1912 Vanderbilt 8–1–1 4–0–1 1st
1913 Vanderbilt 5–3 2–2 T–6th
1914 Vanderbilt 2–6 1–3 13th
1915 Vanderbilt 9–1 4–0 1st
1916 Vanderbilt 7–1–1 4–1–1 4th
1917 Vanderbilt 5–3 5–2 8th
Vanderbilt Commodores (Southern Intercollegiate Athletic Association) (1919–1921)
1919 Vanderbilt 5–1–2 4–1–2 4th
1920 Vanderbilt 5–3–1 3–3 11th
1921 Vanderbilt 7–0–1 4–0–1 T–1st
Vanderbilt Commodores (Southern Conference) (1922–1932)
1922 Vanderbilt 8–0–1 4–0 T–1st
1923 Vanderbilt 5–2–1 3–0–1 T–1st
1924 Vanderbilt 6–3–1 3–3 T–11th
1925 Vanderbilt 6–3 3–3 T–10th
1926 Vanderbilt 8–1 4–1 3rd
1927 Vanderbilt 8–1–2 5–0–2 3rd
1928 Vanderbilt 8–2 4–2 T–7th
1929 Vanderbilt 7–2 5–1 5th
1930 Vanderbilt 8–2 5–2 5th
1931 Vanderbilt 5–4 3–4 12th
1932 Vanderbilt 6–1–2 4–1–2 5th
Vanderbilt Commodores (Southeastern Conference) (1933–1934)
1933 Vanderbilt 4–3–3 2–2–2 T–6th
1934 Vanderbilt 6–3 4–3 6th
Vanderbilt: 197–55–19 115–35–13
Total: 197–55–19
      National championship         Conference title         Conference division title

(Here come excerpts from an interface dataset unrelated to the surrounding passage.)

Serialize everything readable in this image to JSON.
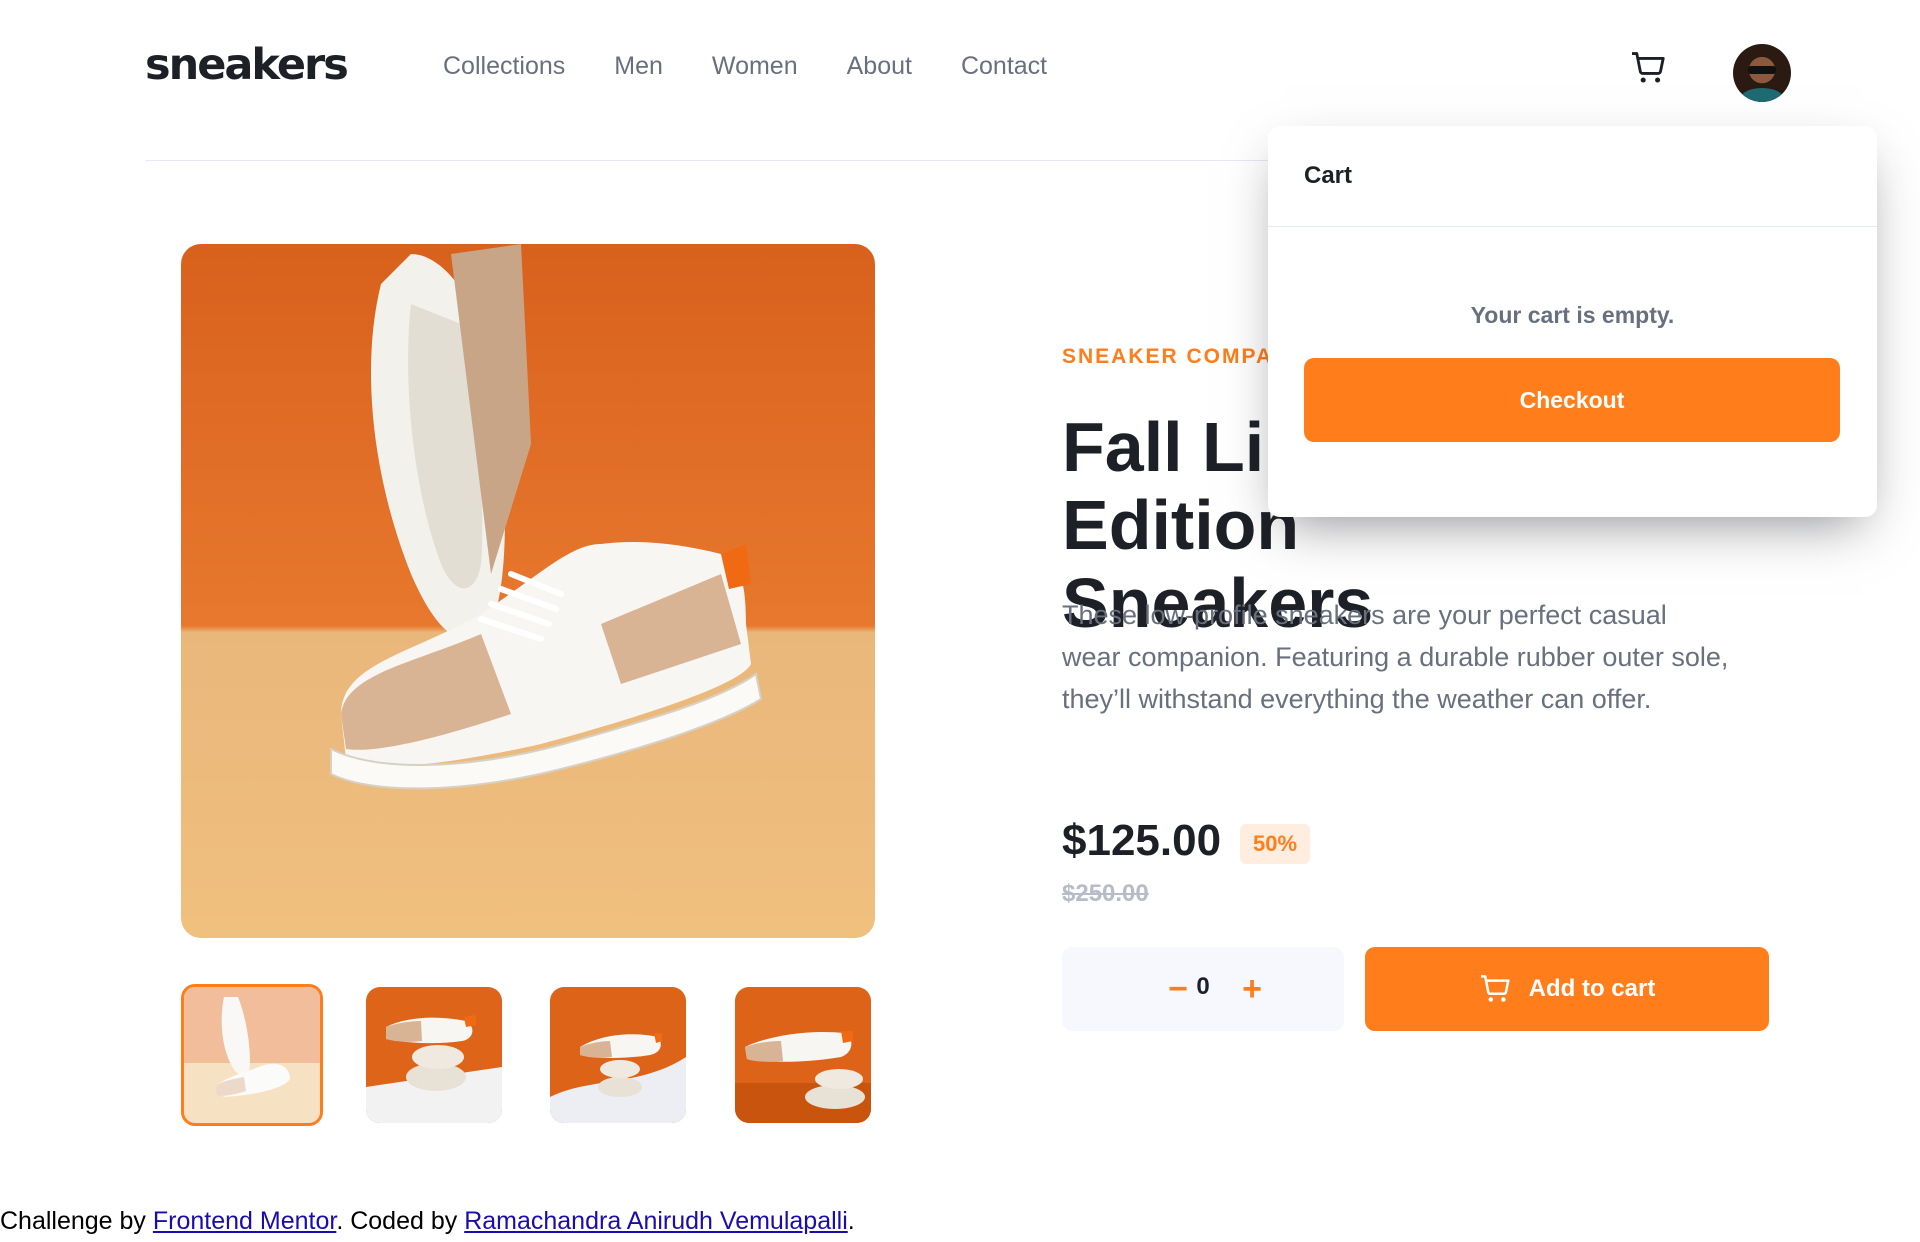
{
  "header": {
    "logo": "sneakers",
    "nav": [
      "Collections",
      "Men",
      "Women",
      "About",
      "Contact"
    ],
    "cart_icon": "cart-icon",
    "avatar_icon": "avatar-icon"
  },
  "gallery": {
    "main_image": "sneaker-product-image",
    "thumbnails": [
      "thumbnail-1",
      "thumbnail-2",
      "thumbnail-3",
      "thumbnail-4"
    ],
    "active_thumbnail": 1
  },
  "product": {
    "company": "SNEAKER COMPANY",
    "title_line1": "Fall Limited Edition",
    "title_line2": "Sneakers",
    "description": "These low-profile sneakers are your perfect casual wear companion. Featuring a durable rubber outer sole, they’ll withstand everything the weather can offer.",
    "price": "$125.00",
    "discount": "50%",
    "old_price": "$250.00",
    "quantity": "0",
    "minus_label": "−",
    "plus_label": "+",
    "add_to_cart": "Add to cart"
  },
  "cart": {
    "title": "Cart",
    "empty_message": "Your cart is empty.",
    "checkout_label": "Checkout"
  },
  "footer": {
    "prefix": "Challenge by ",
    "link1": "Frontend Mentor",
    "middle": ". Coded by ",
    "link2": "Ramachandra Anirudh Vemulapalli",
    "suffix": "."
  },
  "colors": {
    "accent": "#ff7d1a",
    "accent_light": "#ffede0",
    "text_dark": "#1d2026",
    "text_muted": "#69707d",
    "link": "#1a0dab"
  }
}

[6]

See also[edit]

References[edit]

  1. ^ a b 1903 Michiganensian, p. 142.
  2. ^ Draft Registration Card for Dan Earl McGugin of Nashville, Tennessee. Ancestry.com. World War I Draft Registration Cards, 1917-1918 [database on-line]. Registration Location: Davidson County, Tennessee; Roll: 1852932; Draft Board: 1.
  3. ^ McGrane, Bert (1955-04-03). "Dan McGugin in Register's Hall of Fame". The Des Moines Register. Retrieved 2006-11-29. 
  4. ^ Traughber, Bill (2006-08-30). "Vandy Ties Michigan in 1922". Vanderbilt University - Official Athletic Site. CBS Interactive. Retrieved 2010-03-16. 
  5. ^ "Vanderbilt Athletics Announces Inaugural Hall of Fame Class". Vanderbilt University. 2008-06-26. Retrieved 2008-06-26. 
  6. ^ http://coachingroots.com/football/teams/vanderbilt-commodores/dan-mcgugin

External links[edit]